The GMO genie is out of the bottle. A team of researchers scoured the North Dakota countryside for GM canola, finding transgenes in 80 percent of wild canola plants. This is perhaps the first time that GM plants have been IDed in the U.S. wild.
“We found herbicide resistant canola in roadsides, waste places, ball parks, grocery stores, gas stations and cemeteries,” the researchers reported at the Ecological Society of America conference.
What’s more? Researchers discovered that these canola plants had been cross-breeding with other plants. Two of the plants analyzed by researchers contained both transgenes to make them resistant to Monsanto’s RoundUp Ready and Bayer’s LibertyLink herbicides, meaning that they had cross-pollinated.
What would stop the plants, then, from cross pollinating with, say, organic crops? It has happened.

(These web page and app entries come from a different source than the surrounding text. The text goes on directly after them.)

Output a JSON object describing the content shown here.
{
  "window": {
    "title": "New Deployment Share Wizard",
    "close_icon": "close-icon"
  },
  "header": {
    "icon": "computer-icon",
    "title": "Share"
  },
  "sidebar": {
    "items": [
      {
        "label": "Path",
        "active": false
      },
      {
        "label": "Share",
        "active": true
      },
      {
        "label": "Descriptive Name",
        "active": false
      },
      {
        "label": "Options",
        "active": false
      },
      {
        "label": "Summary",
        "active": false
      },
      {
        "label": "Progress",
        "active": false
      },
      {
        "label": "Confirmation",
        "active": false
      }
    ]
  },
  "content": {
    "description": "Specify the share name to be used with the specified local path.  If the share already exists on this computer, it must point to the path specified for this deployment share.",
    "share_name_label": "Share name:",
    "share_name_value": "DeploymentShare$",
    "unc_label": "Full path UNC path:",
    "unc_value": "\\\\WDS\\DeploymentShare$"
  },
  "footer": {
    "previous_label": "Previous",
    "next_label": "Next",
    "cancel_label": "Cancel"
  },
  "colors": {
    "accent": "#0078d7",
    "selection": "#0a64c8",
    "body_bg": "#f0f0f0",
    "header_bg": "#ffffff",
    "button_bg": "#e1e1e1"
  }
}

A few years back, organic rice sourced from the southern United States had been contaminated by GM rice.
According to a BBC News report, U.S. “authorities” had suspected such “volunteers”—plants growing in the wild outside of cultivated fields—but they didn’t consider them a threat.
“Regulatory agencies in the U.S. have acknowledged that volunteer populations of GM, herbicide-resistant canola are expected to occur, as well as populations of inter-specific hybrids,” Alison Snow, a professor at Ohio State University who was not involved in the research, told BBC news.
Apparently, the U.S. policy is not to place a GM crop under any special regulations unless there is a difference between it and its conventional equivalent.
Some potential differences: The GM plants’ very resistance to herbicides like Monsanto’s RoundUp Ready and Bayer’s LibertyLink and/or their ability to cross-breed with weeds would make these GM plants difficult to manage when they escape into the wild.
Will consumers soon lose their ability to choose GMO-free food? How do we put the genie back in the bottle?
Choice may be important for human health. Besides the concern with outcrossing—the movement of genes from GM plants to conventional crops and wild species—GMO critics and I worry whether the GM crops could cause allergies and whether the genes could transfer into body cells.
I just want a choice. Is that too much to ask?